Nearly half a century ago, long before Ralph Vasami came aboard, Universal Weather and Aviation was a fledgling company in an infant industry, providing weather plans for corporate flights. But as corporate aviation grew, Universal had to adapt, tacking on other services in a grow-as-you-go fashion. The result was more of a loose collection of departments than a unified company. When Vasami took over as president two years ago, he saw the need to unify Universal to take advantage of its size and experience in a market flooded with competitors. The steps he took have helped Universal become a global power in corporate aviation services, with 52 locations worldwide and more than $281 million in annual sales. Smart Business spoke to Vasami about how he communicates his vision and creates passion.

Get it together. We grew up extremely siloed in our history. Every division was doing their own thing, so trying to align the organization has really been a significant challenge.

For the first 10 years we existed, we did nothing but weather, so we kind of grew up on weather flight planning. Then we started adding a whole bunch of services as the market started to grow and the aircrafts themselves became more sophisticated and able to travel longer distances.

We just bolted on services as needed, with functional leaders over those services. Everybody just sort of took care of their own backyard. Then you wake up one day and everybody has different databases, different standards, different commitments to quality. One base isn’t talking to the other, one group is doing it this way, another is doing it that way.

In order to control costs and to really excel and differentiate in the market against an increasing number of competitors, we really had to align our efforts to take advantage of our touchpoints and size around the globe, to provide consistent service no matter where a customer ends up. You can’t do that unless you are aligned with some standards and consistencies.

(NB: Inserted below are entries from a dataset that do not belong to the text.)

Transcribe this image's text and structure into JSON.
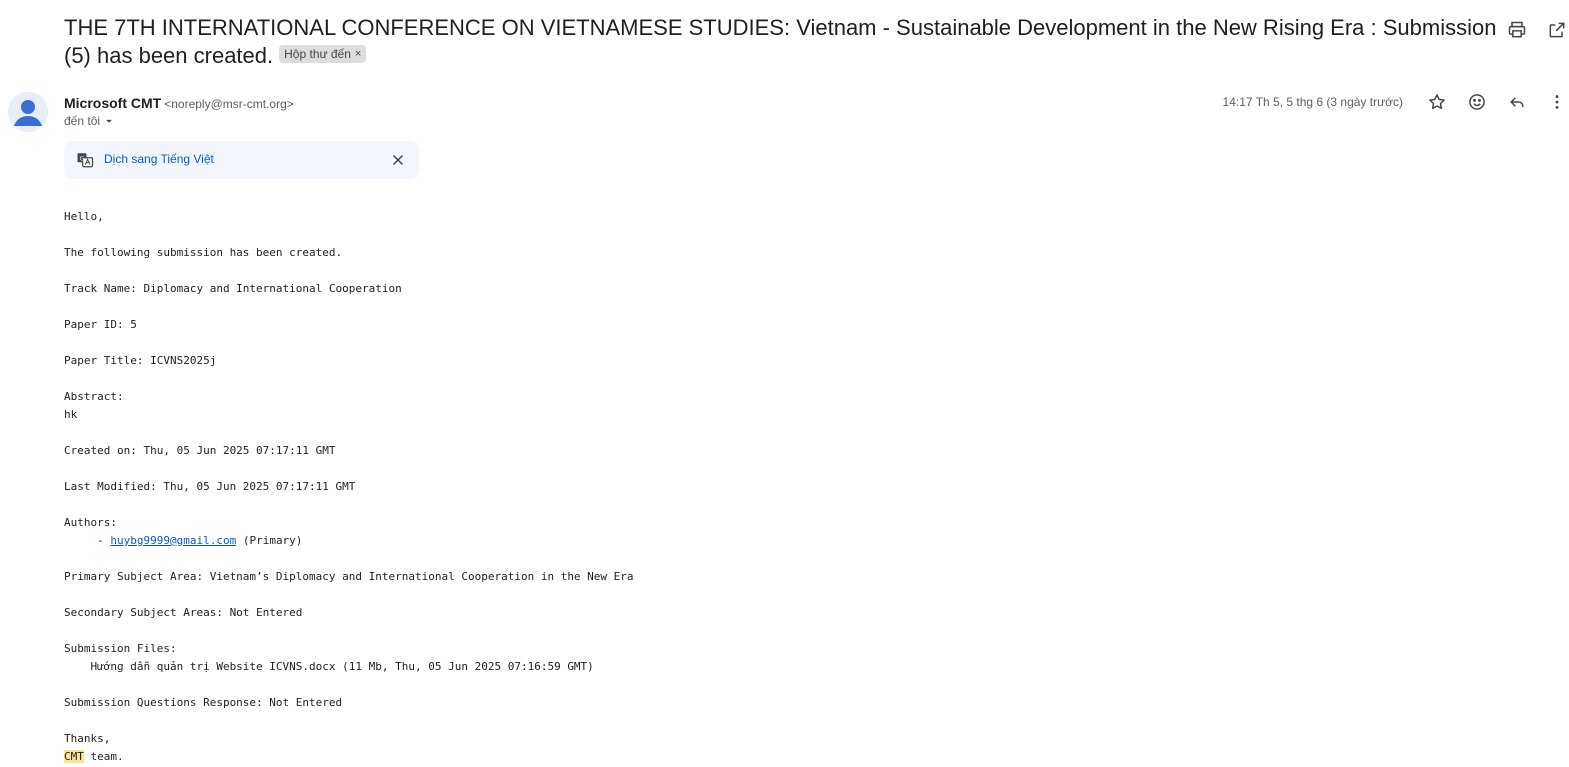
{
  "subject": "THE 7TH INTERNATIONAL CONFERENCE ON VIETNAMESE STUDIES: Vietnam - Sustainable Development in the New Rising Era : Submission (5) has been created.",
  "label_chip": "Hộp thư đến",
  "label_chip_close": "×",
  "top_actions": {
    "print": "printer-icon",
    "open_new_window": "open-in-new-icon"
  },
  "sender": {
    "name": "Microsoft CMT",
    "email": "<noreply@msr-cmt.org>",
    "to": "đến tôi"
  },
  "timestamp": "14:17 Th 5, 5 thg 6 (3 ngày trước)",
  "header_actions": [
    "star-icon",
    "emoji-icon",
    "reply-icon",
    "more-vert-icon"
  ],
  "translate": {
    "link": "Dịch sang Tiếng Việt"
  },
  "body": {
    "greeting": "Hello,",
    "intro": "The following submission has been created.",
    "track": "Track Name: Diplomacy and International Cooperation",
    "paper_id": "Paper ID: 5",
    "paper_title": "Paper Title: ICVNS2025j",
    "abstract_label": "Abstract:",
    "abstract_value": "hk",
    "created_on": "Created on: Thu, 05 Jun 2025 07:17:11 GMT",
    "last_modified": "Last Modified: Thu, 05 Jun 2025 07:17:11 GMT",
    "authors_label": "Authors:",
    "author_prefix": "     - ",
    "author_email": "huybg9999@gmail.com",
    "author_suffix": " (Primary)",
    "primary_subject": "Primary Subject Area: Vietnam’s Diplomacy and International Cooperation in the New Era",
    "secondary_subject": "Secondary Subject Areas: Not Entered",
    "files_label": "Submission Files:",
    "file_entry": "    Hướng dẫn quản trị Website ICVNS.docx (11 Mb, Thu, 05 Jun 2025 07:16:59 GMT)",
    "questions": "Submission Questions Response: Not Entered",
    "thanks": "Thanks,",
    "sign_highlight": "CMT",
    "sign_rest": " team."
  }
}
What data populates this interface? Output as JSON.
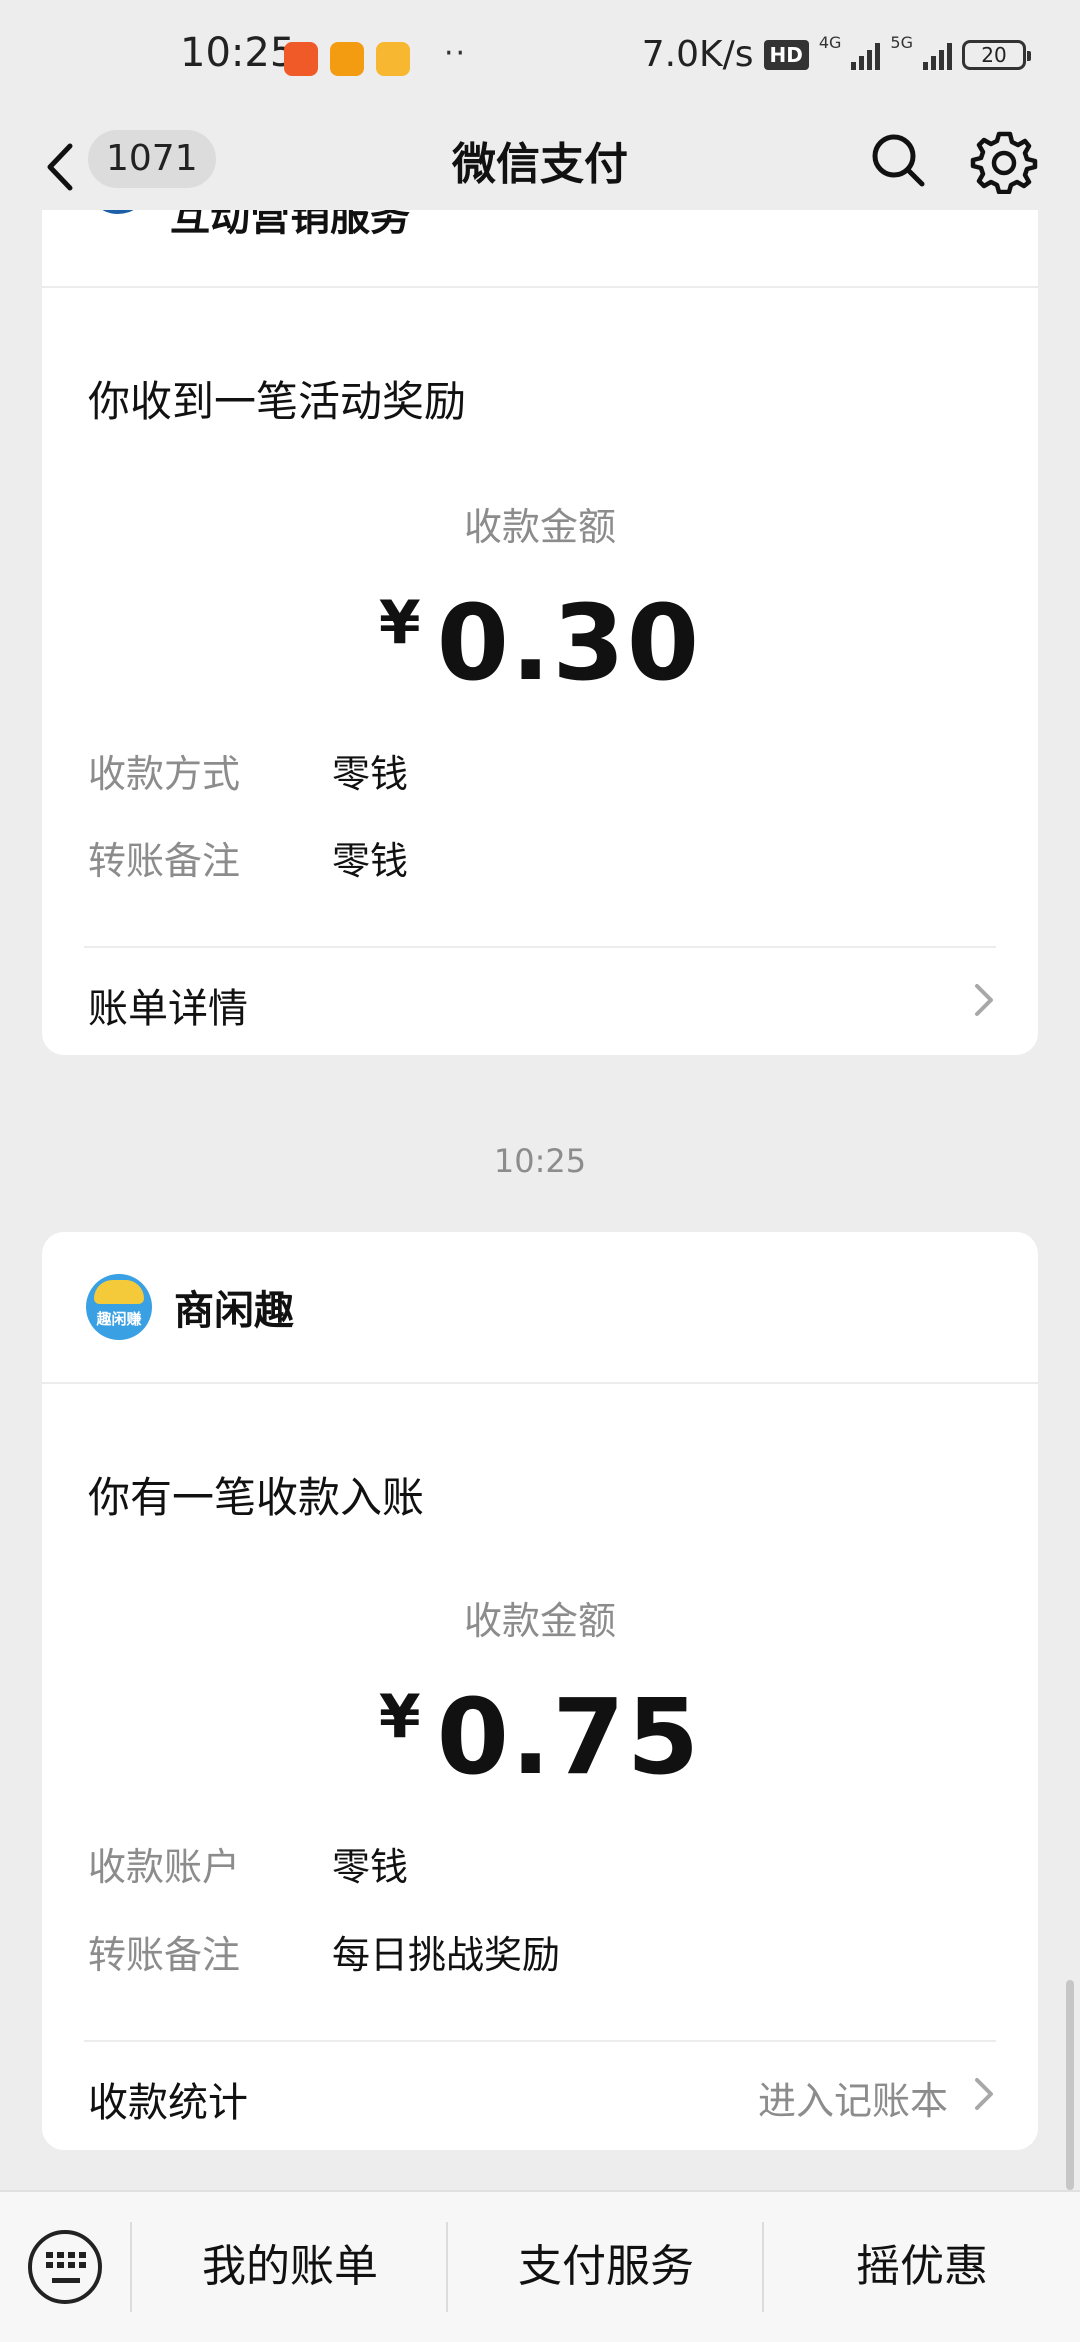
{
  "status_bar": {
    "time": "10:25",
    "more": "··",
    "speed": "7.0K/s",
    "hd": "HD",
    "net1": "4G",
    "net2": "5G",
    "battery": "20"
  },
  "nav": {
    "title": "微信支付",
    "unread_count": "1071"
  },
  "cards": [
    {
      "merchant_name_cut": "互动营销服务",
      "title": "你收到一笔活动奖励",
      "amount_label": "收款金额",
      "currency": "¥",
      "amount": "0.30",
      "rows": [
        {
          "label": "收款方式",
          "value": "零钱"
        },
        {
          "label": "转账备注",
          "value": "零钱"
        }
      ],
      "footer_left": "账单详情",
      "footer_right": ""
    },
    {
      "merchant_name": "商闲趣",
      "logo_text": "趣闲赚",
      "title": "你有一笔收款入账",
      "amount_label": "收款金额",
      "currency": "¥",
      "amount": "0.75",
      "rows": [
        {
          "label": "收款账户",
          "value": "零钱"
        },
        {
          "label": "转账备注",
          "value": "每日挑战奖励"
        }
      ],
      "footer_left": "收款统计",
      "footer_right": "进入记账本"
    }
  ],
  "timestamp": "10:25",
  "bottom_menu": [
    "我的账单",
    "支付服务",
    "摇优惠"
  ],
  "colors": {
    "background": "#ededed",
    "card": "#ffffff",
    "muted_text": "#8c8c8c",
    "logo_blue": "#1a5fa8",
    "logo_light_blue": "#3aa0e4"
  }
}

Establish a reason for change. To change it, I’ve followed the principles of change management. You start with a compelling reason of why you have to change. In our case, that compelling reason was that there was no way Universal was going to take our service and our value proposition to another level unless we were united in our efforts. There is no way you can facilitate 52 locations around the world with standards and expectations of service and facilitate all of these third parties and variables if you’re not aligned.

Basically, we’re letting everybody know that we’re not going to move forward unless we do. So you had to create some compelling reason to get people off dead center.

How we did it was by creating a real vision and direction for the company. We aligned our corporate, division and employees goals to reach that vision. We tried to make it come alive in the organization by aligning everybody’s goals, daily work tasks, projects, you name it, to the achievement of that vision, that goal.

Measure your goals. We’ve taken our company goals from the 80,000-foot corporate vision level and tried to bring it down to a granular, operational level through employee “SMART” goals. It’s an acronym for a program we adopted two years ago, Specific, Measurable, Actionable, Realistic and Timely in all of our goal-setting.

The first thing we do is we share what’s working. What are our strengths, and what are our challenges? Then, from what is working and what are the challenges, we task our management to go off and come up with their goals in order to address how we’re going to handle weaknesses and address challenges.

We have a booklet that was distributed to all employees that shows them the vision, the corporate goals, how we’re aligning the organization through SMART goals, what is our value proposition. Every employee has this, even at risk of it leaving the building and ending up in competitors’ hands. We felt it was worth the risk.

We have one group that’s our largest group. They’ve taken it down not only to SMART goals, but to an actual scorecard. They’re having monthly meetings with management going through their specific scorecard, which also has their measurements built in.

There are other parts of the company that their SMART goals are still being reviewed with people. But it may not be monthly; it might be every six weeks, every two months.

Tell stories. Part of employee communication we’ve found very effective is turning this stuff into storytelling, real-life examples, ranging back from the founding fathers of the company and how they did it in the ’60s, to how we’re doing it in the early 21st century with all the technology and everything else.

That is one of the essential skills any business leader has to have, that ability to communicate the vision and create passion around it. Otherwise, it’s just words.

People can relate to the storytelling. I tell real-life stories of my customer service experiences I had working at the Ritz Carlton, and the point I make when I do it is, ‘What’s going to make someone pay $700 for a room versus $300?’

Every hotel you go to has a bed and a shower curtain. But it’s the people, and the service that really differentiates the Ritz Carlton.

When they hear that kind of stuff, and then you ask what customer service experiences you’ve had that either pissed you off or made you happy, now they can start to relate about how our customers feel when they work with Universal, versus just a bunch of theory and opinion. That kind of storytelling can be very powerful.

Value your relationships. The bottom line is everybody wants to make money, but the way we really define success is our strong financial results via customer and employee satisfaction and loyalty.

We’re willing to lose on a transaction, to be honest with you, to win the war versus a battle. Customer satisfaction and loyalty drive our financial results. We don’t look to make short-term profits at the expense of a long-term relationship with a customer.

The loyalty factor is so important. So whatever a customer wants, within reason, they’re going to get, even if we take a short-term hit on the financials.

HOW TO REACH: Universal Weather and Aviation, www.universalweather.com